Synopses & Reviews
Over the past forty years, the health humanities, previously called the medical humanities, has emerged as one of the most exciting fields for interdisciplinary scholarship, advancing humanistic inquiry into bioethics, human rights, health care, and the uses of technology. It has also helped inspire medical practitioners to engage in deeper reflection about the human elements of their practice.
In Health Humanities Reader, editors Therese Jones, Delese Wear, and Lester D. Friedman have assembled fifty-four leading scholars, educators, artists, and clinicians to survey the rich body of work that has already emerged from the fieldandmdash;and to imagine fresh approaches to the health humanities in these original essays. The collectionandrsquo;s contributors reflect the extraordinary diversity of the field, including scholars from the disciplines of disability studies, history, literature, nursing, religion, narrative medicine, philosophy, bioethics, medicine, and the social sciences.and#160;
With warmth and humor, critical acumen and ethical insight, Health Humanities Reader truly humanizes the field of medicine. Its accessible language and broad scope offers something for everyone from the experienced medical professional to a reader interested in health and illness.
andquot;This is a landmark volume that sets the standard for any future collection in medical/health humanities. It is by turns authoritative, funny, edgy, creative and personalandmdash;sometimes all in one piece.andrdquo;
andquot;It's about time! The field of medical humanities has been waiting for a reader, and this one is it. With an excellent array of essays in appropriate topics by top people in the field, this book should set the standard for the next ten years. It will prove fascinating to undergraduates, graduate students in both the humanities and the health sciences, and to the general public and particularly those who are or will be patientsandmdash;which of course is everyone.andquot;
andquot;This bold, intelligent, and vitally comprehensive collection is a truly interdisciplinary achievement and an indispensible resource.Through twelve judiciously selected thematic clusters, Rutgersandrsquo;s Health Humanities Reader consolidates this new subfield by capturing both the complexity and excitement of health humanities scholarship. and#160;An essential tool with practical applications both inside and outside the classroom.andquot;
andquot;[This book] consists of nearly 50 chapters, some of which deal with classic medical humanities topics, such as the notions of health and disease and the theory of the body. The majority of the book centers on more contemporaryandmdash;some would say postmodernandmdash;issues, such as gender and sexuality, disability, and aging. Recommended.andquot;

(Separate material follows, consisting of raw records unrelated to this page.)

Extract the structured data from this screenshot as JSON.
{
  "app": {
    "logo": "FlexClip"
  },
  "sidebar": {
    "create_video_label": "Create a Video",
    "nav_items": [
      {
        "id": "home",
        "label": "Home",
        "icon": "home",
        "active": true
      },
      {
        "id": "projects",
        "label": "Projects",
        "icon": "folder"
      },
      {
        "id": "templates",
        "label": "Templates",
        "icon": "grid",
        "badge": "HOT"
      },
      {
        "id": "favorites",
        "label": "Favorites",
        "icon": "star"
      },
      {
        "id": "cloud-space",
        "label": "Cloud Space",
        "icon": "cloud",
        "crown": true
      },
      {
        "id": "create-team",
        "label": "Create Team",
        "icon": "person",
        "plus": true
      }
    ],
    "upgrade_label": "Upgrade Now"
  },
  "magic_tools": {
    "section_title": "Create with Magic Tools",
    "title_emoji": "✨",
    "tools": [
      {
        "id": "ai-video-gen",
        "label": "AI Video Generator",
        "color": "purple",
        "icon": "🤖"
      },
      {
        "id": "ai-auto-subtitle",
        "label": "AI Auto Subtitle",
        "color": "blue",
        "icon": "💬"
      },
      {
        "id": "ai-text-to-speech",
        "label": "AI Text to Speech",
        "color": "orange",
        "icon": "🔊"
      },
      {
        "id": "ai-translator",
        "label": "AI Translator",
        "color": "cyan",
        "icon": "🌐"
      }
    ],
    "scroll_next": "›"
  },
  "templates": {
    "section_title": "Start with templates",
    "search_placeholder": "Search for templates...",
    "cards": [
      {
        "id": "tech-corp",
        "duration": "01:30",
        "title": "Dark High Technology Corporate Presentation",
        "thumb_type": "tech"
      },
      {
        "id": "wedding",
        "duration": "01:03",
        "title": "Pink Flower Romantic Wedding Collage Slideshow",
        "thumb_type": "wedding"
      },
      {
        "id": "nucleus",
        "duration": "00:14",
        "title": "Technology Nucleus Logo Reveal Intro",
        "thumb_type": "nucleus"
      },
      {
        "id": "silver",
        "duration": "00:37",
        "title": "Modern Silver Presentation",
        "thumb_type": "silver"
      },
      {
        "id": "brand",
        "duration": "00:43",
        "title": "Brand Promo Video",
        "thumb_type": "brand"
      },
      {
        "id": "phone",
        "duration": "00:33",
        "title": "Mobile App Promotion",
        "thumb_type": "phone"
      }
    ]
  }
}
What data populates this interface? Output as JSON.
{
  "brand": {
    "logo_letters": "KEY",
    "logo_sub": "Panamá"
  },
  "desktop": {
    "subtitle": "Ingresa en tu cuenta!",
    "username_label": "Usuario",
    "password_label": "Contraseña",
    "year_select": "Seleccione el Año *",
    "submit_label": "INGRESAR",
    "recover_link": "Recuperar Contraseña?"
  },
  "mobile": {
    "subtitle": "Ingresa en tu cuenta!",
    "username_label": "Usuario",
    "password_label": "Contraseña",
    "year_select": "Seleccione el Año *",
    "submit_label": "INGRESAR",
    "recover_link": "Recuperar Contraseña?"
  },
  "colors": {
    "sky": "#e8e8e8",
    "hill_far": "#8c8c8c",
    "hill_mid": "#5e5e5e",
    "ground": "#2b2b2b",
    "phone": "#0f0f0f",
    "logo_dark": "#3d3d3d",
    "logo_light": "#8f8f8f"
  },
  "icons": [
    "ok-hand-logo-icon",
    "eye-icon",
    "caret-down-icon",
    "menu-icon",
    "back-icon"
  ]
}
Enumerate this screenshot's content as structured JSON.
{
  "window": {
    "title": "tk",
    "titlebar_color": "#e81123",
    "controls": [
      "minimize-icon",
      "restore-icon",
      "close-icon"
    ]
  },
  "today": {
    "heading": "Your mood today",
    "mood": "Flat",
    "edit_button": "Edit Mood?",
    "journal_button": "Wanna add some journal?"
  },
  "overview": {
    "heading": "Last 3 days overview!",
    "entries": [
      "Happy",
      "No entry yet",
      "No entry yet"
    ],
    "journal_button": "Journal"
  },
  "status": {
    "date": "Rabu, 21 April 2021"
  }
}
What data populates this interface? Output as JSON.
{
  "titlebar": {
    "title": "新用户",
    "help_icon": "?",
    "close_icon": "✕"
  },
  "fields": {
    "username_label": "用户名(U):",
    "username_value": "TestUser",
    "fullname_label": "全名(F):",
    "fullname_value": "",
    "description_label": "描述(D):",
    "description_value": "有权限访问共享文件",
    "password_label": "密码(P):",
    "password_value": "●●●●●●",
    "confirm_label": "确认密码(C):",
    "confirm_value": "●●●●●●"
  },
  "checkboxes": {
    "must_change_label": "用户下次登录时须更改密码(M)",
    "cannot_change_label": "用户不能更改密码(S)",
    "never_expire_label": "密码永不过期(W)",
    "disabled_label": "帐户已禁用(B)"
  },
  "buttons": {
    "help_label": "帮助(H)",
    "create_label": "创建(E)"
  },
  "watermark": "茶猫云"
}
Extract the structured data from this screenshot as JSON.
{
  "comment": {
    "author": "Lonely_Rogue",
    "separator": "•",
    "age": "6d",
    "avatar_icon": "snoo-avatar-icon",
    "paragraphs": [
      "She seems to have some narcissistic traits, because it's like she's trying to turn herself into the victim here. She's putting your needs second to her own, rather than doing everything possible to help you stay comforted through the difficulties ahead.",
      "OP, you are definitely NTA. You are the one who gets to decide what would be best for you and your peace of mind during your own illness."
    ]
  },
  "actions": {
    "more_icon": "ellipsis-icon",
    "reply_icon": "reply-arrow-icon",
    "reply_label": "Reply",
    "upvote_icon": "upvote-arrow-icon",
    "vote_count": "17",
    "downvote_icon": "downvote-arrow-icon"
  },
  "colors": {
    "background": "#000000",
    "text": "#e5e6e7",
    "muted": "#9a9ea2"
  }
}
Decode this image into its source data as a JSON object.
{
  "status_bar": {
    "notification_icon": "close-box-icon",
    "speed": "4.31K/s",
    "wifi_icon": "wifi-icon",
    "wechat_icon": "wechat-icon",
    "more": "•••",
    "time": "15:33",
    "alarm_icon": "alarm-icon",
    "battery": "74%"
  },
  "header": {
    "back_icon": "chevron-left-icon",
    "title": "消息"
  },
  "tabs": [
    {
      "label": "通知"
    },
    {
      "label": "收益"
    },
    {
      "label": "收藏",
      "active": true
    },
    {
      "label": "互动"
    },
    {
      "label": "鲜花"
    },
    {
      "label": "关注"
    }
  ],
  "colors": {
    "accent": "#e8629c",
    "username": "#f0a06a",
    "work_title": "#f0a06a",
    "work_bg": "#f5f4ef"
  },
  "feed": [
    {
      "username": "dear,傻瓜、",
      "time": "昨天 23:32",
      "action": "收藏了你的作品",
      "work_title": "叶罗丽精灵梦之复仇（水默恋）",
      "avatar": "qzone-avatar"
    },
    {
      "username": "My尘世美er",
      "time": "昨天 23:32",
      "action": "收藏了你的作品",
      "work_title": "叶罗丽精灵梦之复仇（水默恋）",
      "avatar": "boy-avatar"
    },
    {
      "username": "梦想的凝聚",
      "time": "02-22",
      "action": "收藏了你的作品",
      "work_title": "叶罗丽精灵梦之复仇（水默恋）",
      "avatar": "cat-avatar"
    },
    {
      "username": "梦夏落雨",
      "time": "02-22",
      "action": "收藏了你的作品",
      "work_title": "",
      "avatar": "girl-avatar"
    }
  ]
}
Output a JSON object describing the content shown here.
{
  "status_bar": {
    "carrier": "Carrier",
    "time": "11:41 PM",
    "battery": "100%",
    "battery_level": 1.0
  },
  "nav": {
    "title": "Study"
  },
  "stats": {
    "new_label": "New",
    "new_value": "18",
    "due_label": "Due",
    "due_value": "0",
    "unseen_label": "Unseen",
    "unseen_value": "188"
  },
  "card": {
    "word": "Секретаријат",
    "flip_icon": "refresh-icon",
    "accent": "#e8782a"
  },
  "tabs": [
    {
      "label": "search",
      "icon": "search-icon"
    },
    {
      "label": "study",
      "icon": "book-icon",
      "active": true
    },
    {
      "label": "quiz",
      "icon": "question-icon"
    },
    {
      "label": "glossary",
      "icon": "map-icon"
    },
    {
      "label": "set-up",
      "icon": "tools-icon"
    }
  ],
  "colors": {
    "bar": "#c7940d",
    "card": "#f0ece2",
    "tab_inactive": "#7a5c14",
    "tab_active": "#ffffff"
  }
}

In this definitive new collection, fifty-four leading scholars come together to survey the vital work being done in the health humanities. Reflecting the extraordinary diversity of this burgeoning field, it brings together nurses and philosophers, scientists and historians, to discuss everything from mental illness to doctor-patient relationships.and#160; Including forty six original essays organized around twelve topics, Health Humanities Reader is written in an accessible style that presents serious issues with warmth and humor.
About the Author
THERESE JONES is an associate professor at the Center for Bioethics and Humanities and director of the Arts and Humanities in Healthcare Program at the University of Colorado Anschutz Medical Campus. She is the editor of the Journal of Medical Humanities
, and her extensive publications include Sharing the Delirium: Second Generation AIDS Plays and Performances
DELESE WEAR is a professor of behavioral and community health sciences at Northeast Ohio Medical University. She has written and edited numerous books, including Educating for Professionalism: Creating a Culture of Humanism in Medical Education.
LESTER D. FRIEDMAN is chair of media and society at Hobart and William Smith Colleges. A leading scholar on media representations of medicine, he is the editor of Cultural Sutures: Medicine and Media and co-editor of Picture of Health: Medical Ethics and the Movies.